Is it lawful to capture the pool area on CCTV or is that a privacy issue? Not a privacy issue, the CCTV records are private and the pool is a public area
Has it been reported to the police? No, given the low value and not needing to make an insurance claim.
This doesn’t go in the minutes at all.
|Resolved that the caretaker:
a) Get the door lock replaced at a cost of approximately $350
b) Report the incident to Qld police
c) Adjust the CCTV to cover the area, if possible
6 Yes votes
This is what the minutes record.
Committees often ask us to include additional explanatory information in the minutes, to educate owners on the committee’s thought process. In our experience, committee meeting minutes are not the most effective way of communicating with owners. If the committee needs to communicate with owners about a particular project or issue, we recommend sending a separate memo or email explaining the topic and showing some frequently asked questions or similar.
There is a risk associated with making committee meeting minutes more detailed. If owners object or disagree with part of the preliminary discussion items, that can trigger emails and additional communication back and forth even though the outcome doesn’t change. Sometimes more explanation doesn’t make things more clear for owners.
How, when and why to hold informal meetings?
We’ve discussed that a committee meeting has certain requirements for notice periods and an agenda. That does not prevent the committee from getting together informally to discuss issues.
This can be a very effective tool for reaching consensus. Often during committee meetings, the committee asks for more site-specific information about an issue before considering how to proceed, and items end up being deferred so the committee can inspect things on-site.
We recommend the committee consider adopting this process:
- Caretaker to provide their report at least 1 week before meeting
- Committee arrange informal building walk-around before the committee meeting to look at issues in person
- Committee meetings can then be faster, as everyone will be on the same page and will have seen the issue which needs to be addressed.
Even if no committee meeting is scheduled, the committee may want to consider holding regular (e.g. monthly or 2-monthly) walk-around meetings. These meetings are for information sharing only, and then any decisions reached at the discussion can be formalised after the fact by an email vote.
One of the committee members can advise our office of the decisions informally reached at the site meeting. We can then issue a voting paper to have the committee formally confirm these outcomes, and that will satisfy the disclosure requirements for owners.
How to maximise VOC efficiency
VOC stands for ‘vote outside of committee meeting’. This is the legal process that enables the committee to make valid and binding decisions outside of a committee meeting.
VOC is a powerful way to make decisions quickly, and without the full procedure and time-delay of a committee meeting.
VOC motions need to be answered by a “YES” or “NO” vote – which means we at BCsystems need to have a good idea of what your decision is, so we can then write a motion to enable the committee to vote “YES” to confirm.
Often the committee will discuss a topic by email, on-site or over a coffee and then will communicate with us the outcome of that discussion.

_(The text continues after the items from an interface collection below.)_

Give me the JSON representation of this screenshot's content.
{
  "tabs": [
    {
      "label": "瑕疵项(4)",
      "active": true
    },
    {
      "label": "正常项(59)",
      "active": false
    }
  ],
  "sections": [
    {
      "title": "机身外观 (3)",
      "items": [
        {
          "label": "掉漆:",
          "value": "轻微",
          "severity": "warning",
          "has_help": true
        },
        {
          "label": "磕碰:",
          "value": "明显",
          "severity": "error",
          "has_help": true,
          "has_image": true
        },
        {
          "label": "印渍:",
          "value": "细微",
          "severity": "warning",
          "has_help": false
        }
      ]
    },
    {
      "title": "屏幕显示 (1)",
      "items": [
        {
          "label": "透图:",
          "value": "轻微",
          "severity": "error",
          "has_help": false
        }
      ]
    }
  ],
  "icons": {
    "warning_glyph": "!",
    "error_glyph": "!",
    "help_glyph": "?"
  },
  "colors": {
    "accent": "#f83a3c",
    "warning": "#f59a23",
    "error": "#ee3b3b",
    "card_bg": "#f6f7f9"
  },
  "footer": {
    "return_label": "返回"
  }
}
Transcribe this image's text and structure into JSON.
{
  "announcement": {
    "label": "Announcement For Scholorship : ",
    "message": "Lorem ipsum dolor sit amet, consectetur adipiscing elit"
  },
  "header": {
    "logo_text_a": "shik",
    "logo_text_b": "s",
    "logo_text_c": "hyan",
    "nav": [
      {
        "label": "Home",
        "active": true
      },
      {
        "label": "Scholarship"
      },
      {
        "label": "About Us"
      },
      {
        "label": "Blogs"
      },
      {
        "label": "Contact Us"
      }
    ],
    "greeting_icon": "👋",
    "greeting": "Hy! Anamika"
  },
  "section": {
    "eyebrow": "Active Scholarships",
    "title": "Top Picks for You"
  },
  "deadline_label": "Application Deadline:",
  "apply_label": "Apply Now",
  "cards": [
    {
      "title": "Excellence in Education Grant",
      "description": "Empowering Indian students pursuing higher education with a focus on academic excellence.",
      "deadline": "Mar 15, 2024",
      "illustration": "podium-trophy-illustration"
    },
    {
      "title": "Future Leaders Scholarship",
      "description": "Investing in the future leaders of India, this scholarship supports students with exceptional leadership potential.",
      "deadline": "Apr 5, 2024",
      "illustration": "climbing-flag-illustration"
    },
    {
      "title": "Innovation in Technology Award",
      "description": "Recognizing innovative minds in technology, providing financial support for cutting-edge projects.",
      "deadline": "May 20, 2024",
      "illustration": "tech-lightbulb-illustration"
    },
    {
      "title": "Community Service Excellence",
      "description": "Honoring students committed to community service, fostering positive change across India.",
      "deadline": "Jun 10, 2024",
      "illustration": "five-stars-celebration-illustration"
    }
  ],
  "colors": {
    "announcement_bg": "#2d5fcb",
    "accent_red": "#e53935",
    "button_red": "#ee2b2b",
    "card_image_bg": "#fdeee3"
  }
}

We can turn that email content into a VOC motion to formalise the decision and make it valid under the legislation.
Until the VOC process is completed, the decision technically has not been made.